- Look for signs of rodents that may be living there. This can lead to damaged walls, doors, and furniture from gnawing. Not to mention being exposed to a host of diseases and increasing allergies
The interior of your home is always in your line of sight. You live there!
- Cooling and heating vents should be vacuumed or dusted
- All drains should be unclogged and cleaned
- Carbon Monoxide and smoke detectors should be inspected. Ensure that batteries are changed atleast every 6 months
- Make sure the alarm system is still functioning properly for the safety of your family
The basement is the second most overlooked place in a home, behind the attic, and it happens to be ground zero to a host of problems that can affect your home.
- Similar to the attic, you need to check the entire basement for any dampness in the walls and floors
- Replace and clean filters as needed such as water filters, dryer exhausts, and HVAC system filters
- Drain your water heater as needed to remove any sediment, while also checking for corrosion and leaks
- Locate and have knowledge of how to turn off the main water supply valve
- The floors underneath toilets, sinks, showers and tubs should be checked for leaking water
The kitchen is an obvious place to maintain because majority of your time is spent here. Keeping appliances in tip-top shape will save lots of money and prevent you from buying new ones or paying for repairs.
- Your oven and refrigerator should always be deep cleaned
- Dishwashers and sinks should always be checked for leakage
- Clean the coils on a refrigerator using a coil brush or vacuum to ensure it continues to cool properly. Make sure to unplug the refrigerator before doing so
Feel free to complete additional maintenance on your home as needed. Seasonal maintenance is more specific in terms of what to check. You can find more information on spring maintenance here. Our job is to save you lots of money by informing you of preventive actions that can be taken to do so.
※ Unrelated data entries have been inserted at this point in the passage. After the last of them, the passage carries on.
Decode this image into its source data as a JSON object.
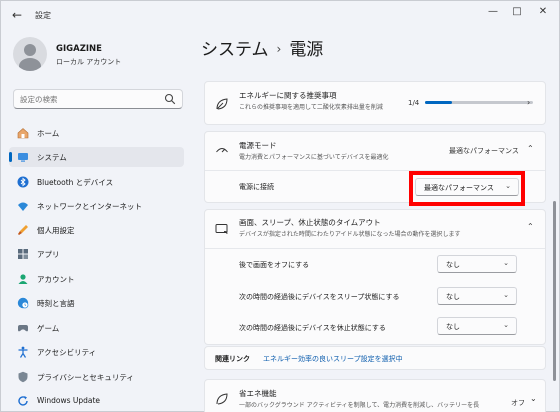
{
  "window": {
    "title": "設定",
    "controls": {
      "minimize": "—",
      "maximize": "□",
      "close": "✕"
    }
  },
  "user": {
    "name": "GIGAZINE",
    "account_type": "ローカル アカウント"
  },
  "search": {
    "placeholder": "設定の検索"
  },
  "sidebar": {
    "items": [
      {
        "label": "ホーム",
        "icon": "home-icon"
      },
      {
        "label": "システム",
        "icon": "system-icon",
        "active": true
      },
      {
        "label": "Bluetooth とデバイス",
        "icon": "bluetooth-icon"
      },
      {
        "label": "ネットワークとインターネット",
        "icon": "wifi-icon"
      },
      {
        "label": "個人用設定",
        "icon": "brush-icon"
      },
      {
        "label": "アプリ",
        "icon": "apps-icon"
      },
      {
        "label": "アカウント",
        "icon": "account-icon"
      },
      {
        "label": "時刻と言語",
        "icon": "globe-clock-icon"
      },
      {
        "label": "ゲーム",
        "icon": "game-icon"
      },
      {
        "label": "アクセシビリティ",
        "icon": "accessibility-icon"
      },
      {
        "label": "プライバシーとセキュリティ",
        "icon": "shield-icon"
      },
      {
        "label": "Windows Update",
        "icon": "update-icon"
      }
    ]
  },
  "breadcrumb": {
    "parent": "システム",
    "separator": "›",
    "current": "電源"
  },
  "energy_card": {
    "title": "エネルギーに関する推奨事項",
    "subtitle": "これらの推奨事項を適用して二酸化炭素排出量を削減",
    "progress_text": "1/4",
    "progress_fraction": 0.25
  },
  "power_mode_card": {
    "title": "電源モード",
    "subtitle": "電力消費とパフォーマンスに基づいてデバイスを最適化",
    "value": "最適なパフォーマンス",
    "row_label": "電源に接続",
    "dropdown_value": "最適なパフォーマンス"
  },
  "screen_sleep_card": {
    "title": "画面、スリープ、休止状態のタイムアウト",
    "subtitle": "デバイスが指定された時間にわたりアイドル状態になった場合の動作を選択します",
    "rows": [
      {
        "label": "後で画面をオフにする",
        "value": "なし"
      },
      {
        "label": "次の時間の経過後にデバイスをスリープ状態にする",
        "value": "なし"
      },
      {
        "label": "次の時間の経過後にデバイスを休止状態にする",
        "value": "なし"
      }
    ]
  },
  "related_links": {
    "label": "関連リンク",
    "link_text": "エネルギー効率の良いスリープ設定を選択中"
  },
  "battery_saver_card": {
    "title": "省エネ機能",
    "subtitle": "一部のバックグラウンド アクティビティを制限して、電力消費を削減し、バッテリーを長",
    "value": "オフ"
  },
  "colors": {
    "accent": "#0067c0",
    "highlight": "#ff0000"
  }
}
If all else fails, another way to ensure that you’re protected is having home insurance coverage. Even if you already have a policy, it’s always good to look over it annually to ensure it will provide enough coverage for any damages that may occur in an emergency. You can give us a call at 217-345-7063 to go over your coverage or get more information on signing a new policy for new homeowners.